In a field hospital, which I won’t name for security reasons – too many field hospitals have been bombed already – a little boy of 7, Abdo al-Dik, was shaking like a leaf and moaning in pain with deep lacerations to his abdomen and legs.
Relatives had just collected his 3-year-old brother Nizar’s body for burial. Another brother, 8-year-old Subhi, was still missing as of 6pm.
In the same hospital room, 6-year-old Mustafa Ali was lying in a bed with shrapnel injuries to the head, neck and shoulders – alone and waiting for someone from his family to come find him. He told me that he was visiting his relatives when the air strike happened; a neighbour said that the child’s relatives were badly injured and he did not know whether they had survived.
In another room, Fahad, a 9-year-old boy with a nasty shrapnel injury to his left leg, kept repeating: “Baba (Father), I don’t want to die, I want to go home”. He was lucky though as his injury was relatively minor, compared to those of the other children I saw.
These children are some of the victims of a multiple cluster bomb attack launched on the morning of Friday 1 March against a densely populated residential housing estate in Aleppo.
The attack killed at least 19 and injured more than 60 – we won’t know the final death and injury toll for some days, as some families fled the area for fear of further attacks. The more seriously injured were evacuated to hospitals in Turkey and the rest are being treated in various field hospitals around the city. Many of the victims were children who were playing in the alleys and gardens of the housing estate.
The attack took place at about 11.30am. I arrived in Aleppo shortly after and went to the area – the Masaken Hanano district, to the east of the city centre. It was much worse than initial reports suggested.

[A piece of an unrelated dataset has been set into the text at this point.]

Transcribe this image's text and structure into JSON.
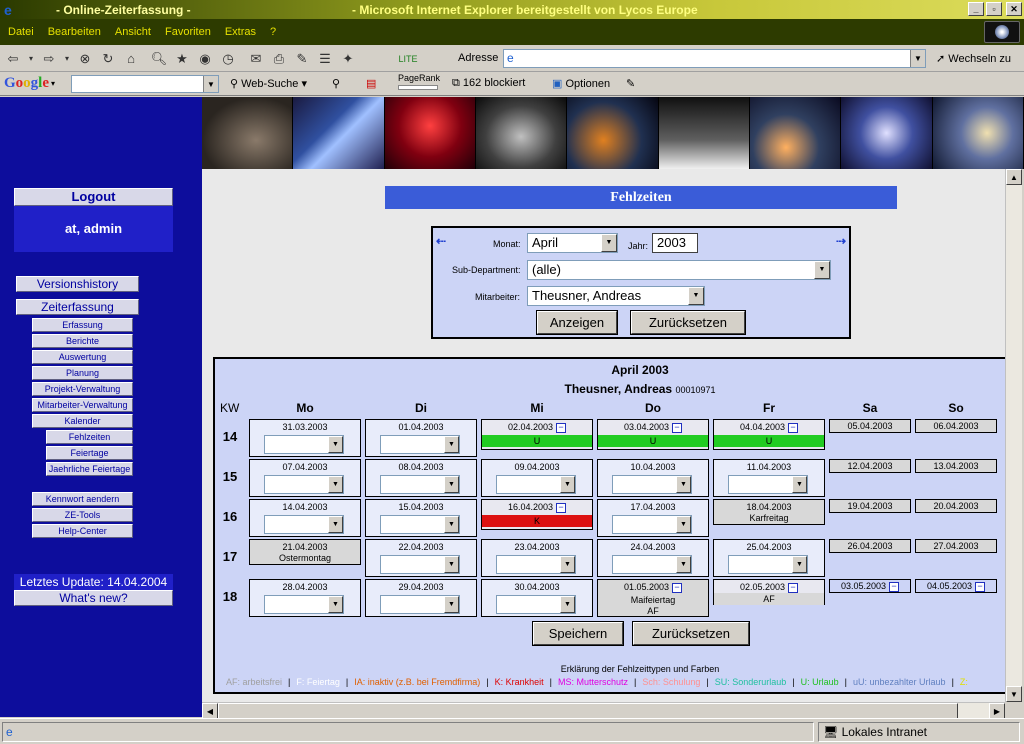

The Syrian air force dropped nine Soviet-made RBK cluster bombs – each carrying up to 150 cluster submunitions – in the middle of a large housing estate. I found one bomb eight metres from the front door of one of the buildings; three in a small garden between the buildings; one on a rooftop; two in a small empty space between the buildings; one in the middle of an alley; and one in another garden.

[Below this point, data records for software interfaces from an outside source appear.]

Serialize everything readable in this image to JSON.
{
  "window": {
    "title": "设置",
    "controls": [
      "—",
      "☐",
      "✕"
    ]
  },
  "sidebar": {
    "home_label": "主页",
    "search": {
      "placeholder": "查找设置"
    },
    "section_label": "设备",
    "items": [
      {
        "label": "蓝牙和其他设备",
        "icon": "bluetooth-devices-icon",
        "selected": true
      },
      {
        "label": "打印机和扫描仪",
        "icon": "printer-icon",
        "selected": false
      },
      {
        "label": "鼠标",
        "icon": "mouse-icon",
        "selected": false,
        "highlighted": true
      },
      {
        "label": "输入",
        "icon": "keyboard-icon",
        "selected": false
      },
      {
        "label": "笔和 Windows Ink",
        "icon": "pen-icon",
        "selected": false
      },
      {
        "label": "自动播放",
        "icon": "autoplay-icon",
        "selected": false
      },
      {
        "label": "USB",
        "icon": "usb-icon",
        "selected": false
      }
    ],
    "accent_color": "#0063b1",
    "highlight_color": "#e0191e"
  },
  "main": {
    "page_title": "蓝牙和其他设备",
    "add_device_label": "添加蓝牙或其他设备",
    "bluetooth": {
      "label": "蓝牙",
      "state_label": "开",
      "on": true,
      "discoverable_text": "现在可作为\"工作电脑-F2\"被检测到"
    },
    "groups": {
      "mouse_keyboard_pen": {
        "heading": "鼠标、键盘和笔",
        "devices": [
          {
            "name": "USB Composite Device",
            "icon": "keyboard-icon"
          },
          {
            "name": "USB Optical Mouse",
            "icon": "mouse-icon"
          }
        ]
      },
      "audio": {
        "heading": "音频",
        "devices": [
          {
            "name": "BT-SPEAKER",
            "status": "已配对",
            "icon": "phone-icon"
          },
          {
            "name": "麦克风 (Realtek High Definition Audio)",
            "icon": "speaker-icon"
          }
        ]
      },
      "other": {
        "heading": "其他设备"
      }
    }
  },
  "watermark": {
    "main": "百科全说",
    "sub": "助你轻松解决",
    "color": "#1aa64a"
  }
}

I also found unexploded cluster submunitions (bomblets) all over the place: on the roofs of buildings; on the pavements and in the alleys and gardens between the buildings. Members of armed opposition groups who control the area rapidly filled a sack with the unexploded bomblets that were left lying around. The buildings’ walls were peppered with shrapnel, and here and there are holes where the lethal bomblets penetrated the walls, exploding inside people’s homes.
Noura, a 20-year-old woman I found in one of the hospitals, told me that she was injured in her apartment. Her sister who was by her side asked me: “Why is the world doing nothing while we continue to be bombed to pieces every day, even inside our homes?”
I had no answer.
Whoever orders these relentless indiscriminate attacks – including with internationally banned cluster bombs – and the pilots who drop these bombs do so knowing that they will kill and maim children and other civilians who have nothing to do with the conflict.
They should know too that one day they will be held accountable for such war crimes.